** Opening INPUT RECORDS block **

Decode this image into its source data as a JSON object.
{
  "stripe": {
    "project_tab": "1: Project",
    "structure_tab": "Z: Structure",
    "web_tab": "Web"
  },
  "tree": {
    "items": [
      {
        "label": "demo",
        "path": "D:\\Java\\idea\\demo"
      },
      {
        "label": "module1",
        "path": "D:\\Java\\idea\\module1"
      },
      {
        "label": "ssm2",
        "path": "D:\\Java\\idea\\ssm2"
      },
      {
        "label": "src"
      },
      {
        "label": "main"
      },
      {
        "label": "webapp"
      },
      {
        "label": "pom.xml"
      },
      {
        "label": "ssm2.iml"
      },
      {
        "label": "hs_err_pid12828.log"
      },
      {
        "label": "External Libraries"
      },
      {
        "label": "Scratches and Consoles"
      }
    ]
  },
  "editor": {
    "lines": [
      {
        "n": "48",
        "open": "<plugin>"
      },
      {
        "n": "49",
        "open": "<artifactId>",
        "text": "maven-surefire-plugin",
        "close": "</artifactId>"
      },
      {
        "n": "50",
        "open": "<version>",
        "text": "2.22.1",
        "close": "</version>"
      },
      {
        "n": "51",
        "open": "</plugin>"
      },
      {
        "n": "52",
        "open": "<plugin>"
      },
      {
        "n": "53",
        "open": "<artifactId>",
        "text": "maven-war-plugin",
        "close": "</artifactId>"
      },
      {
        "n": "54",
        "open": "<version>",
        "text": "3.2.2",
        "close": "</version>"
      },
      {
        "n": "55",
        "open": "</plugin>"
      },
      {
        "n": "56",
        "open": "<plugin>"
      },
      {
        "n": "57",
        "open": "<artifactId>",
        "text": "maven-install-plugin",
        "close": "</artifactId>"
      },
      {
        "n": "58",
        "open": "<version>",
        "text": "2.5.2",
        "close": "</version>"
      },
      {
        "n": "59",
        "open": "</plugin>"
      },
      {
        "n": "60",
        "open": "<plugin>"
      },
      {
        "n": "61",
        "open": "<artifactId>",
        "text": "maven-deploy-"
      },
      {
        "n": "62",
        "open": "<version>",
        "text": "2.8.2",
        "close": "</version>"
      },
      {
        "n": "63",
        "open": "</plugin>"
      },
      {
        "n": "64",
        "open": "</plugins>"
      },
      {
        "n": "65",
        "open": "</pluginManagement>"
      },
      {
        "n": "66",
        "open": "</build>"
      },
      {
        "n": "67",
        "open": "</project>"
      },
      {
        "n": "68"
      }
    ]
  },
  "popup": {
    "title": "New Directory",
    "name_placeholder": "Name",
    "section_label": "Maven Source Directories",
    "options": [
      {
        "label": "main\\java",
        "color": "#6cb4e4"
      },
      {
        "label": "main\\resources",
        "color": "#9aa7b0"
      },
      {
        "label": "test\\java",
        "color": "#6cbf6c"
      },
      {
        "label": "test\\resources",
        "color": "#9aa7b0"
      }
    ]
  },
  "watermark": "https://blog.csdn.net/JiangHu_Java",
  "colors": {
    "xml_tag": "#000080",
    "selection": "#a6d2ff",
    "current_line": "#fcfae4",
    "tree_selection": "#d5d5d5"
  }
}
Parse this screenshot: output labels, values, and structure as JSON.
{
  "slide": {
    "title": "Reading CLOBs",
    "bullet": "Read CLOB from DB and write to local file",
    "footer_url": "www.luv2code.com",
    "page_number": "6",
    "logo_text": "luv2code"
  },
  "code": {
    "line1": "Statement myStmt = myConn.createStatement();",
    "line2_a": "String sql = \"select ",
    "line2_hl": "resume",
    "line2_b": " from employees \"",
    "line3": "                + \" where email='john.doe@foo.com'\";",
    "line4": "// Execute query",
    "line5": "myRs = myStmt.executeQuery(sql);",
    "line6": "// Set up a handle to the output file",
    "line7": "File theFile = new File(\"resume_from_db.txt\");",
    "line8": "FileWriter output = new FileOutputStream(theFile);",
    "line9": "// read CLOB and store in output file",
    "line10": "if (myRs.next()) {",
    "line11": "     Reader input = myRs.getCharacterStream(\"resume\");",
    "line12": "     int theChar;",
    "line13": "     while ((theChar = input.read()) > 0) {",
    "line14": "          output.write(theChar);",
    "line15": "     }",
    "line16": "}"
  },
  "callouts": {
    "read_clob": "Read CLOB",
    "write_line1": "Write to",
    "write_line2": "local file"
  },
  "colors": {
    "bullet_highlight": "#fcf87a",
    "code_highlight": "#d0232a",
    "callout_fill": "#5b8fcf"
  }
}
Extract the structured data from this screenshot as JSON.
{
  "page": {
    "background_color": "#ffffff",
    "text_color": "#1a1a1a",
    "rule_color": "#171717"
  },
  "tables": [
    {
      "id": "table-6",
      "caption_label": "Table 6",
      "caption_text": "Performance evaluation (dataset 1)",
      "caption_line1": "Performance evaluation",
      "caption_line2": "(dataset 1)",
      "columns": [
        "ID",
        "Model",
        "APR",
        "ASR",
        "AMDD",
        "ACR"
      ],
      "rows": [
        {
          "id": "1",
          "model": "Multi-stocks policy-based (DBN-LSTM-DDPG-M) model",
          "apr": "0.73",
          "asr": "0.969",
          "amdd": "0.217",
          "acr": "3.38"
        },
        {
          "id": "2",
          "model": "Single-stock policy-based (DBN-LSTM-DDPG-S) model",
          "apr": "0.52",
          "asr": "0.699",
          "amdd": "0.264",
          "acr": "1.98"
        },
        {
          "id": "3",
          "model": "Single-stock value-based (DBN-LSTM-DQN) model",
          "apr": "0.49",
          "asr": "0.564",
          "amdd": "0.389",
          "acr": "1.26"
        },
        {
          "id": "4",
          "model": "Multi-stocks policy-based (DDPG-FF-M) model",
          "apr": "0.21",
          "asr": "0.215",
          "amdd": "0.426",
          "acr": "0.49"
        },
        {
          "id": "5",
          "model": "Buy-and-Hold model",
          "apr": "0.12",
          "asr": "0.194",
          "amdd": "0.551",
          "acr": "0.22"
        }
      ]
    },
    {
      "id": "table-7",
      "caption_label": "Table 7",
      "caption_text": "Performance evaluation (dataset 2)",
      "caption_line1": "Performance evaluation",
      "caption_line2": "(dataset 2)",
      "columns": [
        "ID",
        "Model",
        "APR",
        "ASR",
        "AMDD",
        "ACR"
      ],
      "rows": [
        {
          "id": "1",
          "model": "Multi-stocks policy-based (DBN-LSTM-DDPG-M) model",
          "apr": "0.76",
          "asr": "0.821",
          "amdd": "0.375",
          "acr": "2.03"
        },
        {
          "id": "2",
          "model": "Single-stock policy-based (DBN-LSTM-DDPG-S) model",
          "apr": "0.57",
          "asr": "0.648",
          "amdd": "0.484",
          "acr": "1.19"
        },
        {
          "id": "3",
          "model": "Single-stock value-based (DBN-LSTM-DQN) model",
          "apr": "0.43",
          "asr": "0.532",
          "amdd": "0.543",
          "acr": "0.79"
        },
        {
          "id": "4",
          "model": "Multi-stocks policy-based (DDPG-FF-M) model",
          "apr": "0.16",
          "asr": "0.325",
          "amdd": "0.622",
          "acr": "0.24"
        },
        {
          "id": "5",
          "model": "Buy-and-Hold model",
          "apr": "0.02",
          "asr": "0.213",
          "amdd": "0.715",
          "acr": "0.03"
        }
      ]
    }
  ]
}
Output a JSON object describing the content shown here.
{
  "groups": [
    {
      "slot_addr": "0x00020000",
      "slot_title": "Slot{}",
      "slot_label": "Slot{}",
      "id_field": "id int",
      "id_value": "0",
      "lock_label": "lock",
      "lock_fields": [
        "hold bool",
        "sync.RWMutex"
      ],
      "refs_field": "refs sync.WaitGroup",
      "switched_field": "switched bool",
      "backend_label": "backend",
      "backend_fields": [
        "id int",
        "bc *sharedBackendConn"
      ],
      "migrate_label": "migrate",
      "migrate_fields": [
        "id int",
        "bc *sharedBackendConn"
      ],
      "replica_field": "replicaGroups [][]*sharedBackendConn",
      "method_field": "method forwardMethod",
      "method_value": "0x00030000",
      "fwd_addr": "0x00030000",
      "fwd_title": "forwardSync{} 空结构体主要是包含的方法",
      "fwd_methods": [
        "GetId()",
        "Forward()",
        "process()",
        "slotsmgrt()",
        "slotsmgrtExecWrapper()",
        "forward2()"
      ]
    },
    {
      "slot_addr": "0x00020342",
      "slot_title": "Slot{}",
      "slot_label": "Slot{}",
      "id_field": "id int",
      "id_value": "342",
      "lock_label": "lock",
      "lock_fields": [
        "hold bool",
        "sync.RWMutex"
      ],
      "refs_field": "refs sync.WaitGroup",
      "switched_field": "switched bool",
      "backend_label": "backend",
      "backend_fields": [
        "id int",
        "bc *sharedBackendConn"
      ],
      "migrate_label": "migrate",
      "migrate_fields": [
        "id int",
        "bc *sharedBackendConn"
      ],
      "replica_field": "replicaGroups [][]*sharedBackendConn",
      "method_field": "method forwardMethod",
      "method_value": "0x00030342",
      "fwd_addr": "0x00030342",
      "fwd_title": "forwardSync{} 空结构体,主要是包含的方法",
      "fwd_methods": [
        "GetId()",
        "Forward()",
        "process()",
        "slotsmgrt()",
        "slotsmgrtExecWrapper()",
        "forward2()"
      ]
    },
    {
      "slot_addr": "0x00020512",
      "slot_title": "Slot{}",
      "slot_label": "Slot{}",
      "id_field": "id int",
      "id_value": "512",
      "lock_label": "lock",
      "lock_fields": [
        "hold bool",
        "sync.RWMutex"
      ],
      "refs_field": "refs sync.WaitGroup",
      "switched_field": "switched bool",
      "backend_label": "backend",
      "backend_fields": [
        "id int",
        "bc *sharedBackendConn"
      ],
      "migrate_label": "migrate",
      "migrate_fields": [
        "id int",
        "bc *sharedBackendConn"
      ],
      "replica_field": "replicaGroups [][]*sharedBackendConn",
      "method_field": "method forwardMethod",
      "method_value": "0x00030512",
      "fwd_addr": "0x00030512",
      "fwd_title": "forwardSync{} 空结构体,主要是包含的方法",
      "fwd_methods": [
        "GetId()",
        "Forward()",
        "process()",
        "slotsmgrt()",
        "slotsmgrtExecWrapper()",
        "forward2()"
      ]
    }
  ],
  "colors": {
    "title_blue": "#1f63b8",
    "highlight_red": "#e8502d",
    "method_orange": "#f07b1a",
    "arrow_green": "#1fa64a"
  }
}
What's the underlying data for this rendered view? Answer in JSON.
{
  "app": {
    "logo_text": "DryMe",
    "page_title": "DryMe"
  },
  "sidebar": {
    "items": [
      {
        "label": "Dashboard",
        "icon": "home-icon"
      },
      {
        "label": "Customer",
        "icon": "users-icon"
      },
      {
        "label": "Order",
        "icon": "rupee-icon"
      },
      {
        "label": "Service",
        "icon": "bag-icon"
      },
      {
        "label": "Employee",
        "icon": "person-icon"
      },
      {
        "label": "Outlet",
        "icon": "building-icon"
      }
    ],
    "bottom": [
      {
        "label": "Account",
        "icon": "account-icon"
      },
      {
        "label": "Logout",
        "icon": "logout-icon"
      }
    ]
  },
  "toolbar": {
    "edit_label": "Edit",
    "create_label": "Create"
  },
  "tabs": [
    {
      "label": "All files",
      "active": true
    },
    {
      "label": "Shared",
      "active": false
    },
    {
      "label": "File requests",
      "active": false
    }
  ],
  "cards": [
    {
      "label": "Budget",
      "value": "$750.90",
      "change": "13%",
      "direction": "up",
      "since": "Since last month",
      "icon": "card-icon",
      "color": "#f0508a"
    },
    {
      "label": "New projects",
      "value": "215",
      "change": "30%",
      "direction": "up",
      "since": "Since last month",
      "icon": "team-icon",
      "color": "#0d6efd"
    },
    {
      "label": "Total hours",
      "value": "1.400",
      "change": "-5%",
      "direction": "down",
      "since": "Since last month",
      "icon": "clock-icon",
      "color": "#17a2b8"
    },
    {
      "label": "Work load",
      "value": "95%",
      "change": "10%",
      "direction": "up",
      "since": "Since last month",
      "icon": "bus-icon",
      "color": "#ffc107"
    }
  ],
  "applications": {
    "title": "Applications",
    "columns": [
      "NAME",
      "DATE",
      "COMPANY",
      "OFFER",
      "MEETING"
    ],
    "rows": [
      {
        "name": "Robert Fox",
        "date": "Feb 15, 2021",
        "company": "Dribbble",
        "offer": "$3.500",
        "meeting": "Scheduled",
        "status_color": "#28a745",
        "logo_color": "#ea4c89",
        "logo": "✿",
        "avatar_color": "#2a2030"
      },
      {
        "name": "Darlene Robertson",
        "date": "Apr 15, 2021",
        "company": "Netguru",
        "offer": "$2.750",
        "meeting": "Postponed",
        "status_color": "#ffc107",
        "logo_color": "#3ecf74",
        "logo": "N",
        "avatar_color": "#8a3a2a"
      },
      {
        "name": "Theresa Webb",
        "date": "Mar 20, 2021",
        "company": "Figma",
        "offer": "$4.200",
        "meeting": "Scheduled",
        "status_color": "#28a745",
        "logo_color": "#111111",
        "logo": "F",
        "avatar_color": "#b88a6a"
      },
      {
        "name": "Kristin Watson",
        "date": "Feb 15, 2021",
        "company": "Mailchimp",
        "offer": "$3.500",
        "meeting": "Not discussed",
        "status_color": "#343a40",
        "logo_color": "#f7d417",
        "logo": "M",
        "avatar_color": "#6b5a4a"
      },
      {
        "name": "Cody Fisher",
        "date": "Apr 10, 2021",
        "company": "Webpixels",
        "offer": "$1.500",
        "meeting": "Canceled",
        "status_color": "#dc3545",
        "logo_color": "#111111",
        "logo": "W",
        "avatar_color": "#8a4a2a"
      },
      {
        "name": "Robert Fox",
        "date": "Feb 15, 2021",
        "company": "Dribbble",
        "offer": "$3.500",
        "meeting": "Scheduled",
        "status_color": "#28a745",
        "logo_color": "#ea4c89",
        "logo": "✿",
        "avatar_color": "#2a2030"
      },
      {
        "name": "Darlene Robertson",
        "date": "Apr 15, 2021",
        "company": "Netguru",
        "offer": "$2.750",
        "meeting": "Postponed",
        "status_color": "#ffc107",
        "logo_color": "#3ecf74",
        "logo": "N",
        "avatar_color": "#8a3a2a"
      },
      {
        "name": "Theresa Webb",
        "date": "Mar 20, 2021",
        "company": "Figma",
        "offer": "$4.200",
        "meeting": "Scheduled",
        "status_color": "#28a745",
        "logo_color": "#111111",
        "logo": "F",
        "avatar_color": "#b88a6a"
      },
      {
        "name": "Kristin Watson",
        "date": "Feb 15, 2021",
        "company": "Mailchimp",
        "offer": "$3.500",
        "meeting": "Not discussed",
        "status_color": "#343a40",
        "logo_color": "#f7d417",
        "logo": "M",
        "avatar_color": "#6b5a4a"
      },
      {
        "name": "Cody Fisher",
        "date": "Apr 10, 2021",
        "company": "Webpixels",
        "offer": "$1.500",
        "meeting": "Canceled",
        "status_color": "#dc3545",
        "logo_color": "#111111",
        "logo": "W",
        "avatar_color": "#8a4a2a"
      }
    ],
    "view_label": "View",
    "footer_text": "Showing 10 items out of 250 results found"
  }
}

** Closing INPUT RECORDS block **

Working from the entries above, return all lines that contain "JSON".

Decode this image into its source data as a JSON object.
Parse this screenshot: output labels, values, and structure as JSON.
Extract the structured data from this screenshot as JSON.
Output a JSON object describing the content shown here.
What's the underlying data for this rendered view? Answer in JSON.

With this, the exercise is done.